(Dataset rows for apps and sites)
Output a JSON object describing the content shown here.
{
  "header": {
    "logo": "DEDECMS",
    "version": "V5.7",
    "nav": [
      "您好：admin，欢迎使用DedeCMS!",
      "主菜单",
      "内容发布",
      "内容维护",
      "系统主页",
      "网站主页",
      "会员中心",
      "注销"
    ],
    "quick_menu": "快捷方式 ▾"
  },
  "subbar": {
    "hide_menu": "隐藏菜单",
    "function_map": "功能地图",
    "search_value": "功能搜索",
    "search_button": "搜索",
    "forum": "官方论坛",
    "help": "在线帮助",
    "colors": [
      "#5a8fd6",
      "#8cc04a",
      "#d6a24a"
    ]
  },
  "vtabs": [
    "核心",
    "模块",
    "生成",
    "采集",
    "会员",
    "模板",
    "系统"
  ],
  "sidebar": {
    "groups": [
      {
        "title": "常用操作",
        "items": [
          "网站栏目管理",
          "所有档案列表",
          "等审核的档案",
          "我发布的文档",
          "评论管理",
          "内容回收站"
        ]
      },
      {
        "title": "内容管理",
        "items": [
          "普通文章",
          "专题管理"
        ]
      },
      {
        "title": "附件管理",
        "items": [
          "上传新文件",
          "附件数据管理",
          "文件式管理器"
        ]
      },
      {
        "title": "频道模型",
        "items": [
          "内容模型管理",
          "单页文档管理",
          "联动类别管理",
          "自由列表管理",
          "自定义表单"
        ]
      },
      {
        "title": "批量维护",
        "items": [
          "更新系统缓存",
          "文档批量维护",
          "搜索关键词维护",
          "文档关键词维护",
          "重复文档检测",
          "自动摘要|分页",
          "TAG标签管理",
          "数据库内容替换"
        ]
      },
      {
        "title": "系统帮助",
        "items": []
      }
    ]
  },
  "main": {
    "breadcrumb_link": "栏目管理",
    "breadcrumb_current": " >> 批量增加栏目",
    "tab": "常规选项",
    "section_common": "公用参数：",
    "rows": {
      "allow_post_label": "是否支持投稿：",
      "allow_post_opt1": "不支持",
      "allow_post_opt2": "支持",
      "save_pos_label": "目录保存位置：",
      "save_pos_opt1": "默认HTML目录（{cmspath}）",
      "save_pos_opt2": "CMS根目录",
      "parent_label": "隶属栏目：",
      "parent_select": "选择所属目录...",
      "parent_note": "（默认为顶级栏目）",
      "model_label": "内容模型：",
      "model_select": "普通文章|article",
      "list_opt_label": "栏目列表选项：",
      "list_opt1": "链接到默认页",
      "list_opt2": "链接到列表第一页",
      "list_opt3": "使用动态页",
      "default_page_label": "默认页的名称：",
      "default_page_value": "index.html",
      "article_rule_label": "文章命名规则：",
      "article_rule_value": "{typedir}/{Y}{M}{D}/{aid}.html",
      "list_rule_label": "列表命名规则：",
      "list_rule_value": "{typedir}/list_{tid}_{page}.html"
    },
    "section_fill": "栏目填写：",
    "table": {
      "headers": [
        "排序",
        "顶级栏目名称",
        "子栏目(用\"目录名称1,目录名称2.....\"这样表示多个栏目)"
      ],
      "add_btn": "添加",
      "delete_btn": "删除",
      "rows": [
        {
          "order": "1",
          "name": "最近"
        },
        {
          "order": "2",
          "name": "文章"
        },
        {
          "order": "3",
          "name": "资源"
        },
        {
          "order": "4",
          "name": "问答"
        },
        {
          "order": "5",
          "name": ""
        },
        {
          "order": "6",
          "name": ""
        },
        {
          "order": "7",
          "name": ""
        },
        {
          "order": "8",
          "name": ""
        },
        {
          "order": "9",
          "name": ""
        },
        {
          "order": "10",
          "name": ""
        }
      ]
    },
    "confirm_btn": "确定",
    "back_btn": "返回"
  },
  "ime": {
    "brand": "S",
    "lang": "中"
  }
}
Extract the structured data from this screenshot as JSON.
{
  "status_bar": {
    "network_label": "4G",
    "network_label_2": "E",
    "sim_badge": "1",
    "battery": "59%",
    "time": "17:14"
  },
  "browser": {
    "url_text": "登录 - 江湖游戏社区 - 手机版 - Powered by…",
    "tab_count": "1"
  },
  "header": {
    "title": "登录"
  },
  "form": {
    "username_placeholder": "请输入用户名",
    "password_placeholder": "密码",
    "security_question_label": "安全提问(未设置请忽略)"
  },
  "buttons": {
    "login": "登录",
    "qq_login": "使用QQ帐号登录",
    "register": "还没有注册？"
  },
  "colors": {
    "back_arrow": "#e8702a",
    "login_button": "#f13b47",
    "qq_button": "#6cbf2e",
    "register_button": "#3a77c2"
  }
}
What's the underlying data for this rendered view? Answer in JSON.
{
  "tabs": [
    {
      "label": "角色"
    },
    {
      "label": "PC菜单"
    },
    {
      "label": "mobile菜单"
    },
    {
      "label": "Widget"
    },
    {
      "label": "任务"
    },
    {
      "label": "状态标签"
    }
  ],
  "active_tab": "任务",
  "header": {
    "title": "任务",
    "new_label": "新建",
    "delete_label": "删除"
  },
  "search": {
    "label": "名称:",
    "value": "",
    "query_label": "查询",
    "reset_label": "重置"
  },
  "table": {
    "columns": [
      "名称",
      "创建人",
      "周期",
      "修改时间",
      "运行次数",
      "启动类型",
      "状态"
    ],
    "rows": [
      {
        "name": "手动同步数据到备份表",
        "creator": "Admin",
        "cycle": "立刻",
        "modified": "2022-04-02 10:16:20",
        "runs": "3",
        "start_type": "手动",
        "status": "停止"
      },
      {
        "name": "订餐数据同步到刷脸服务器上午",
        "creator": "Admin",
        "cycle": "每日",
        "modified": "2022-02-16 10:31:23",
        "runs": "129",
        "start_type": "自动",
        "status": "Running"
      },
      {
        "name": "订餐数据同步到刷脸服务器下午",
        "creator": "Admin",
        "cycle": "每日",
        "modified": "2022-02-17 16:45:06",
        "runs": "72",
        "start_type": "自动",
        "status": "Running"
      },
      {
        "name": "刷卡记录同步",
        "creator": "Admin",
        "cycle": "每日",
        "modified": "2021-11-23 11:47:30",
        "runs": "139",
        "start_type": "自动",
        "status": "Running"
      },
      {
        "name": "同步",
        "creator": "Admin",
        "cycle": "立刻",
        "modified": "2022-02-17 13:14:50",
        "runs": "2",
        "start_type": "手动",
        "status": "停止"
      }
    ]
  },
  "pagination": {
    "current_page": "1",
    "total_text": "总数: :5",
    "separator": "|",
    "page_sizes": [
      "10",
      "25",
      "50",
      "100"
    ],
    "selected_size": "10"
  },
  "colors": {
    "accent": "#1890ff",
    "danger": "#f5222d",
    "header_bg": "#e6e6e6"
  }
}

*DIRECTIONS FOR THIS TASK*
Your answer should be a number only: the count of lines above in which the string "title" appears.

*REPLY TO THE EXERCISE*
8